In an earlier post, I told the story of winning a free golf lesson at the Fresno State Xmas luncheon and how Mike convinced me – someone who’d never really played the game – to take him up on it. I quickly became hooked and while my back surgeries have shelved my golf game (I’m hoping not permanently), our two sons (26 and 21) have been bitten by the bug and play whenever they can.
Mike called me about an opportunity he’d been given and wanted to bounce some ideas off me. When we were catching up with what was going on with our kids, I mentioned how into golf each of our guys were. Being the gracious guy he is (you’ll be hard pressed to find a more genuine, down-to-earth person – anywhere), he offered to give a lesson to the boys when they were in town. Unfortunately for Andy, who lives and works in Newport Beach, he couldn’t take advantage, but his younger brother, Alex, was home for another couple weeks before heading to Cal State Monterey Bay for his senior year – and he jumped at the chance.
My back is such that my pain level will never really get “better” but I do yoga, ride an exercise bike and work with a personal trainer so it doesn’t get worse. I’ve been working out with former Fresno State strength and conditioning coach, Steve Sabonya, since the beginning of July. Although I take the workouts seriously, I still manage to “chat it up” with Steve while he’s putting me through exercises to improve my flexibility and strengthen my core. Since he’s worked with elite athletes throughout his career (present company not in that category), we’ll talk about how good somebody has to be to make it professionally in a chosen sport.
Last week Steve asked me what I thought a 10 handicap golfer would shoot if he were to play in a PGA tournament. I told him how Mike had worked with Alex and, after their session, mentioned that he thought Alex had promise as a golfer – and if he wanted to get really good Mike would give him another lesson. Alex didn’t need to be asked twice. That second lesson was the day after my workout with Steve. When we showed up, I mentioned Steve’s question to Mike.

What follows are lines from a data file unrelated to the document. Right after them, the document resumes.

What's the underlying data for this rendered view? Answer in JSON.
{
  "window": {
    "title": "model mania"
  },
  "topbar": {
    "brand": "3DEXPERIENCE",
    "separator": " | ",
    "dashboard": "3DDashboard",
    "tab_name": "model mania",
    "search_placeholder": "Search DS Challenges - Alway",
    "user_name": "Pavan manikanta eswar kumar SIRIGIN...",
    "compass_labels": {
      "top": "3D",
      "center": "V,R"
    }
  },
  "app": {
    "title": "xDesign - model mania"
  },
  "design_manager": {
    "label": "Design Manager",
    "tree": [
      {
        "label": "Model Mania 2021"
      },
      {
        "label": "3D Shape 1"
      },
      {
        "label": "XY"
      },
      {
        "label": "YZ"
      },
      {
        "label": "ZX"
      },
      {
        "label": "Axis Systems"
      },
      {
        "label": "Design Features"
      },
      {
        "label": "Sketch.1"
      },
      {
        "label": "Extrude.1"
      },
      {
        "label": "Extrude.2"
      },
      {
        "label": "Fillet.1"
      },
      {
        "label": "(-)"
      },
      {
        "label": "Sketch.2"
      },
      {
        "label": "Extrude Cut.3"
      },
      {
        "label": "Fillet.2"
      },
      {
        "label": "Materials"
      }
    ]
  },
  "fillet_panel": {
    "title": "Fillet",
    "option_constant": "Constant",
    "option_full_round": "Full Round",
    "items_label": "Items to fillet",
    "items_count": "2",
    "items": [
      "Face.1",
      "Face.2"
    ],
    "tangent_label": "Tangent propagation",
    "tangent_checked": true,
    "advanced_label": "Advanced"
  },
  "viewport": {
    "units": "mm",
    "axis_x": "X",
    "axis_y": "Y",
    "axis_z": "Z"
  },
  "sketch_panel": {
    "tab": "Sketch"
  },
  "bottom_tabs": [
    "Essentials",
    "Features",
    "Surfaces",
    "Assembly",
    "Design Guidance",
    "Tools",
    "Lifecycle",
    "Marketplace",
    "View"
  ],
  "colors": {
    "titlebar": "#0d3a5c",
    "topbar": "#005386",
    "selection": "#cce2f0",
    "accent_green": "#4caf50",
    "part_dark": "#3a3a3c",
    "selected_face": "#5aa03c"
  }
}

“With the way they make the course so difficult for PGA events, from growing out the rough to making the greens so fast,” I asked him, “what would a 10 handicap golfer score?” Mike didn’t take long to respond. His answer was a 10 handicap would be fortunate to break 100.
All of this came to mind when I saw an article in which John Wall commented on his chances to make our Olympic team. “I’ll be out of the picture,” said Wall through a laugh and without any noticeable trace of resentment. “I’m just being honest. Chris Paul has already won one (Olympic gold medal). Steph Curry had an amazing last year and just won the World Cup. Kyrie (Irving) just won the World Cup. Russell (Westbrook) will probably be on the team. They’ll use him as a two-guard. So, I probably won’t make it.” Keep in mind that this admission was coming from a basketball player who is universally worshiped by the 21-and-under crowd.
It’s like Mike DePalmer told me after I informed him about Annacone explaining the sweet spot theory:
“The game of tennis” (and really ALL sports) “is played at different levels. There are beginners, you and I play at a better level, then there are additional levels, including college, professional and – the best of the best.”